WHAT TO DO :: If a line in the entries contains the string "this", include that line in your answer.

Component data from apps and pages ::

+--

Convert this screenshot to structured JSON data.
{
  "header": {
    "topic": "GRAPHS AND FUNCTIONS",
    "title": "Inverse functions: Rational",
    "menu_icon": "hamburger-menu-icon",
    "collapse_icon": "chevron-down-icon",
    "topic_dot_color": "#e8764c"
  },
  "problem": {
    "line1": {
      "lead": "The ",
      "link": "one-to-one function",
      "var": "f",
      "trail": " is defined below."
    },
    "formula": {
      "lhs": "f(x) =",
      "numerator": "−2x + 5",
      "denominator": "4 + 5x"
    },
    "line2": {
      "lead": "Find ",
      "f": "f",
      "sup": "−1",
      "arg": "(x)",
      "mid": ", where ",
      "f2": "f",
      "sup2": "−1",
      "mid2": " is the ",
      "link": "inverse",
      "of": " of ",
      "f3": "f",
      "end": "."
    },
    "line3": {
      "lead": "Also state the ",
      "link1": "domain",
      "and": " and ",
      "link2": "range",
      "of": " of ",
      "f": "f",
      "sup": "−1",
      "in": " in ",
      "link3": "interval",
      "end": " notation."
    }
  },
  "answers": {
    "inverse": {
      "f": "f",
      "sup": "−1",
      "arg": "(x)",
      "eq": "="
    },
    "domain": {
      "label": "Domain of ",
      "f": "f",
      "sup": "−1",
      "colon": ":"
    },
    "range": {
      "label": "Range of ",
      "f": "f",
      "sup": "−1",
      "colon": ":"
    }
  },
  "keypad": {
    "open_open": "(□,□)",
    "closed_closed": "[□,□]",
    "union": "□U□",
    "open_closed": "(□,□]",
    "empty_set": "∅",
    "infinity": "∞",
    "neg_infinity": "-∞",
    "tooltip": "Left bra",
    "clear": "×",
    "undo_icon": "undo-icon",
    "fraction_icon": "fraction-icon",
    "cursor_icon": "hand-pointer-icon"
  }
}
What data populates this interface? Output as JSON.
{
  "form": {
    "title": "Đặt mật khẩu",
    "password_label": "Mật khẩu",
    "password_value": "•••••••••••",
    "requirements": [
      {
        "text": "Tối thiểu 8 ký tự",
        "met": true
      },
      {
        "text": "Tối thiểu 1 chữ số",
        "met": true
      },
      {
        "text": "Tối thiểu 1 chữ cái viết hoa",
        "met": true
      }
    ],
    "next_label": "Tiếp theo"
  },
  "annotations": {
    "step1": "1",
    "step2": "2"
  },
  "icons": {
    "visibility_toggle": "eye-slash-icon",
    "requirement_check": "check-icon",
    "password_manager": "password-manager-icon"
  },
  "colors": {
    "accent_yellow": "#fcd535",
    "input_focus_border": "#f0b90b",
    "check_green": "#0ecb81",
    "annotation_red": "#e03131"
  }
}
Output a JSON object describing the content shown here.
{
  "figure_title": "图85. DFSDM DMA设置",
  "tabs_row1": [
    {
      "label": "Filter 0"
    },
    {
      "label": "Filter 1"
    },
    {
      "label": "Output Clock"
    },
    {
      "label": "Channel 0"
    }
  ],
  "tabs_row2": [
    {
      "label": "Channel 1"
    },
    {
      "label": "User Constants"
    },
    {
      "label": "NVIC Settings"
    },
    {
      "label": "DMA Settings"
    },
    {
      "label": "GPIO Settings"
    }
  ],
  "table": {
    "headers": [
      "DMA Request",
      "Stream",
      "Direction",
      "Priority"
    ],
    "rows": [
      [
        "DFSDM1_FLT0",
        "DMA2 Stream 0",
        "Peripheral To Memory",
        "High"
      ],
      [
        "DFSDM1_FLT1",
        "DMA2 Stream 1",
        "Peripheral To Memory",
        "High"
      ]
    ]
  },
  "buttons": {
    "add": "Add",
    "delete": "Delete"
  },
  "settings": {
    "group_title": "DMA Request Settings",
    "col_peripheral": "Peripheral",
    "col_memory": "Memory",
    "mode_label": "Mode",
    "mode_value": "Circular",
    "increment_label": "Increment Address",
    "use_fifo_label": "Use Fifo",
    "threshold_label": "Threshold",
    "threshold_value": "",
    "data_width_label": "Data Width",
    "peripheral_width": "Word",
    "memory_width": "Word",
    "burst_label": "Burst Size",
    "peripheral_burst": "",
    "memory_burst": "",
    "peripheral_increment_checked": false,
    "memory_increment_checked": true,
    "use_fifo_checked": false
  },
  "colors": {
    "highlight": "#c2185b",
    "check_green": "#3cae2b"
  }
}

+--

SOLVED PROBLEM ::
Convert this screenshot to structured JSON data.
What data populates this interface? Output as JSON.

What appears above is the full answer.